8. Make your own rules. Instead of a big, fancy wedding cake, the couple had a beautiful little “naked” cutting cake, baked by IZ, and lots of bite-size pies from Pie Lab, which is in Greensboro, Alabama. The pies, especially the brown-sugar buttermilk, went quickly! Also, my daughter bought her dress at David’s Bridal because she found one there that she loved. It looked beautiful on her, and our tailor made it fit perfectly. Some people were taken aback that she didn’t buy from a high-end boutique, but she figured she would only wear it once and wanted to spend more money on other things.
9.Enjoy what the day brings. Allison’s outdoor wedding at Vulcan Park & Museum had an uninvited guest: Hurricane Nate showed up during the reception. We already had moved most everything inside and put the DJ under cover. When the rain started, DJ Divine kept playing, and one bridesmaid walked out into the rain and started dancing. That’s all it took! The rain photos were amazing, and the wedding suddenly became very memorable.

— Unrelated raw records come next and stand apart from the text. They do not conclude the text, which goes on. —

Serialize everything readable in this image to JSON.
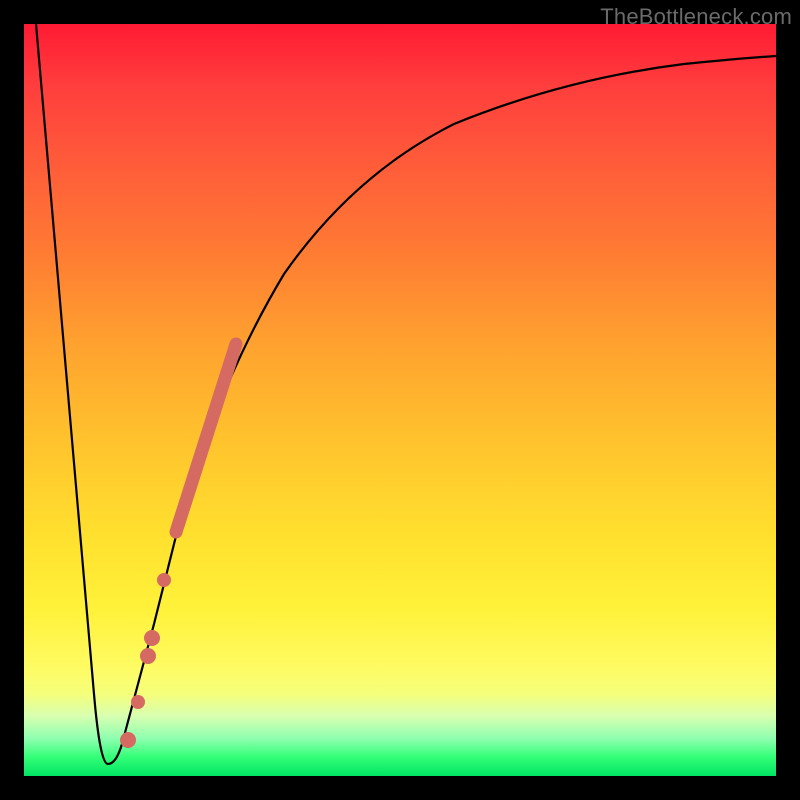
{
  "watermark": "TheBottleneck.com",
  "chart_data": {
    "type": "line",
    "title": "",
    "xlabel": "",
    "ylabel": "",
    "xlim": [
      0,
      100
    ],
    "ylim": [
      0,
      100
    ],
    "series": [
      {
        "name": "bottleneck-curve",
        "x": [
          0,
          5,
          8,
          9,
          10,
          11,
          12,
          15,
          18,
          20,
          22,
          25,
          30,
          35,
          40,
          50,
          60,
          70,
          80,
          90,
          100
        ],
        "y": [
          100,
          55,
          15,
          4,
          3,
          3,
          4,
          15,
          30,
          40,
          48,
          57,
          68,
          75,
          80,
          86,
          90,
          92.5,
          94,
          95,
          95.5
        ]
      }
    ],
    "markers": [
      {
        "name": "pink-segment",
        "x_range": [
          19,
          27
        ],
        "y_range": [
          36,
          60
        ],
        "thick": true
      },
      {
        "name": "pink-dot-1",
        "x": 17.5,
        "y": 27
      },
      {
        "name": "pink-dot-2",
        "x": 15.8,
        "y": 18
      },
      {
        "name": "pink-dot-3",
        "x": 14.5,
        "y": 12
      },
      {
        "name": "pink-dot-4",
        "x": 13.2,
        "y": 7
      }
    ],
    "colors": {
      "curve": "#000000",
      "marker": "#d46a62",
      "gradient_top": "#ff1a33",
      "gradient_bottom": "#00e463"
    }
  }
}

10.Know that nothing’s ever perfect. Something will go wrong or, at least, not quite as planned. There might even be a hurricane. Look around at all the special people who have gathered to enjoy the day with you. Then take a deep breath and move forward. Enjoy yourself! At this point, you’re entitled to that, too.